This article was first published in the April 2017 China edition of Accounting and Business magazine.

‘Blockchain will eliminate fraud.’ ‘If you don’t have a plan for the Internet of Things, you’ll be in serious trouble in the next 24 months.’ ‘Every single thing on earth that moves will become measurable by sensors.’ ‘Before, you give me the business and I give you the data. Now, the data is the business.’ 

These are some of the assertions I heard at a closed-door briefing in Hong Kong on the changes that technology is causing in businesses today. How deep and rapid are those changes? Consider that it took 75 years for the telephone to connect 50 million people. In contrast, it took a matter of days last year for the augmented reality game Pokemon Go to amass 50 million players.
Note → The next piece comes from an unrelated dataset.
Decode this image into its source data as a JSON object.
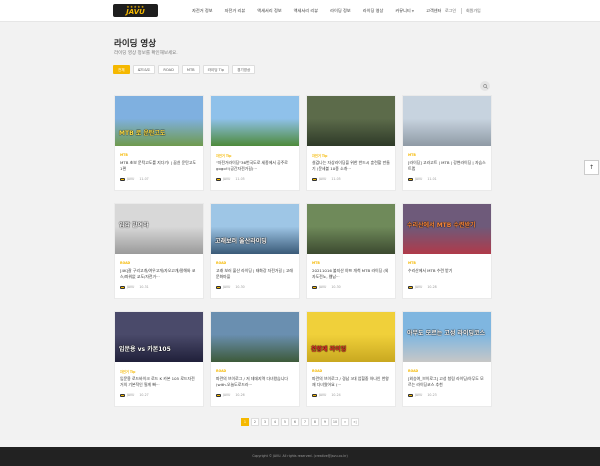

Processes like credit scoring are being revolutionised by the analysis of billions of bits of real-time data using artificial intelligence (AI) and machine learning. For example, Chinese company Ant Financial judges creditworthiness not by a person’s financial history, but by what it could learn from his or her phone apps usage and social media and other online presence.  

Insurance firms are drawing on the same information to design coverage customised to the individual’s particular circumstances. Using AI tools, they construct a unique product in terms of time period, location, type of protection and so on. In trade finance, some banks track the movement and ownership of the goods covered by their contracts everywhere on the globe via sensors and blockchain technology.

In theory, all these bits of information can be gathered and analysed to give companies an advance indication of what the GDP data would look like, where interest rates are going to be, foreign exchange trends, commodities supply and demand, consumption patterns, and many other pieces of information essential for accurate planning and forecasting.

Where companies need to spend is on people – in recruiting and training those who can programme AI tools; exercise judgment on which data sources are useful and reliable; conduct data analytics; and recommend actions steps. For today’s  finance professionals, the cost is in the time and effort needed to manage or acquire the skills of the data analyst, blockchain practitioner, computer programmer and other non-traditional specialists.

This assumes that AI, machine learning and other technological advances will complement, not supplant, the finance professional. At the briefing, some expressed strong reservations. ‘Artificial intelligence and machine learning will cause massive unemployment, economic depression, militarisation, long-term sociological and societal consequences,’ warned an investment banker.

There was a noticeable divide between those in their 50s and those who were younger, with discussants in their 30s and 40s saying that there is no point in attempting to roll back the rapid changes. The most pragmatic course, they said, is to manage the transition, starting with corporate boards recruiting younger members conversant with the technology changes.

Change is always wrenching, and the one we are seeing today is going to be more painful than most. The finance professional is probably better positioned than other knowledge workers, although accountant-types focused on transactional work rather than analysis and judgement are in danger. 

The bottom line: change is coming swiftly. Companies and individuals that will survive and thrive are those that are agile, adaptable and open to new skills and mindsets. 

Cesar Bacani is editor-in-chief of CFO Innovation